12. The locations for the ministration of the sacrament of penance and the place of the confessor are those prescribed by canon law.
Regarding the “Time of Celebration,” the rite urges a mutual openness: the confessor’s publicized schedule and the laity taking advantage of this:
13. The reconciliation of penitents may be celebrated in all liturgical seasons and on any day. But it is right that the faithful be informed of the day and hours at which the priest is available for this ministry. They should be encouraged to approach the sacrament of penance at times when Mass is not being celebrated and preferably at the scheduled hours. [See SCR, Instr. EuchMyst, 25 May 1967, no. 35.]
Celebration is appropriate for Lent, with an eye to participation in the Paschal Mystery–not just “Easter duty,” but Triduum-focused.

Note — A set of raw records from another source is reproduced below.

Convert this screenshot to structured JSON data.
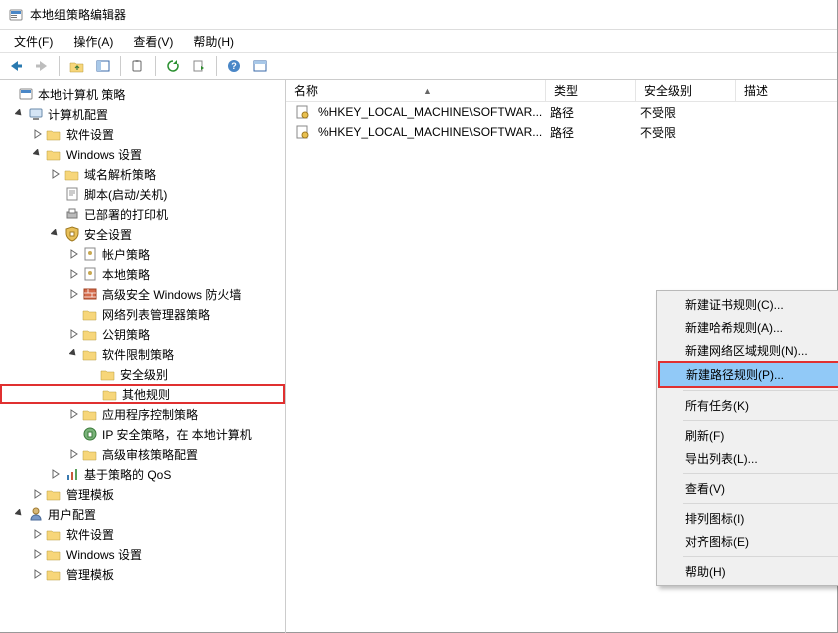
{
  "titlebar": {
    "title": "本地组策略编辑器"
  },
  "menubar": {
    "file": "文件(F)",
    "action": "操作(A)",
    "view": "查看(V)",
    "help": "帮助(H)"
  },
  "tree": {
    "root": "本地计算机 策略",
    "comp_cfg": "计算机配置",
    "soft_set": "软件设置",
    "win_set": "Windows 设置",
    "dns_pol": "域名解析策略",
    "script": "脚本(启动/关机)",
    "printer": "已部署的打印机",
    "sec_set": "安全设置",
    "acct_pol": "帐户策略",
    "local_pol": "本地策略",
    "adv_fw": "高级安全 Windows 防火墙",
    "nlm": "网络列表管理器策略",
    "pubkey": "公钥策略",
    "srp": "软件限制策略",
    "sec_lvl": "安全级别",
    "other_rules": "其他规则",
    "app_ctrl": "应用程序控制策略",
    "ip_sec": "IP 安全策略，在 本地计算机",
    "adv_audit": "高级审核策略配置",
    "qos": "基于策略的 QoS",
    "tmpl": "管理模板",
    "user_cfg": "用户配置",
    "u_soft": "软件设置",
    "u_win": "Windows 设置",
    "u_tmpl": "管理模板"
  },
  "columns": {
    "name": "名称",
    "type": "类型",
    "seclevel": "安全级别",
    "desc": "描述"
  },
  "sort_asc": "▲",
  "rows": [
    {
      "name": "%HKEY_LOCAL_MACHINE\\SOFTWAR...",
      "type": "路径",
      "seclevel": "不受限",
      "desc": ""
    },
    {
      "name": "%HKEY_LOCAL_MACHINE\\SOFTWAR...",
      "type": "路径",
      "seclevel": "不受限",
      "desc": ""
    }
  ],
  "context": {
    "new_cert": "新建证书规则(C)...",
    "new_hash": "新建哈希规则(A)...",
    "new_zone": "新建网络区域规则(N)...",
    "new_path": "新建路径规则(P)...",
    "all_tasks": "所有任务(K)",
    "refresh": "刷新(F)",
    "export": "导出列表(L)...",
    "view": "查看(V)",
    "arrange": "排列图标(I)",
    "align": "对齐图标(E)",
    "help": "帮助(H)"
  }
}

Lent is the season most appropriate for celebrating the sacrament of penance. Already on Ash Wednesday the people of God hear the solemn invitation, “Turn away from sin and be faithful to the Gospel.” It is therefore fitting to have several penitential services during Lent, so that all the faithful may have an opportunity to be reconciled with God and their neighbor and so be able to celebrate the paschal mystery in the Easter triduum with renewed hearts.
Notice the understanding in the rite; let’s repeat it:
It is therefore fitting to have several penitential services during Lent …
The wisdom in offering more than one liturgy–and the designation is broad: these could be sacramental or non-sacramental–has probably yet to be plumbed. I wonder if there was any experimentation going on in this regard prior to 1974.
Lastly for this post, the bishop decides on “Liturgical Vestments.”
14. With respect to liturgical vestments in the celebration of penance, the norms laid down by the local Ordinaries are to be followed.
The use of vestments, the connection with Lent and Triduum, and the limiting of the place of the sacrament to a church or oratory all seem to indicate the Church’s mind is that this sacrament is not a juridical-based effort from the start, but primarily a liturgical one.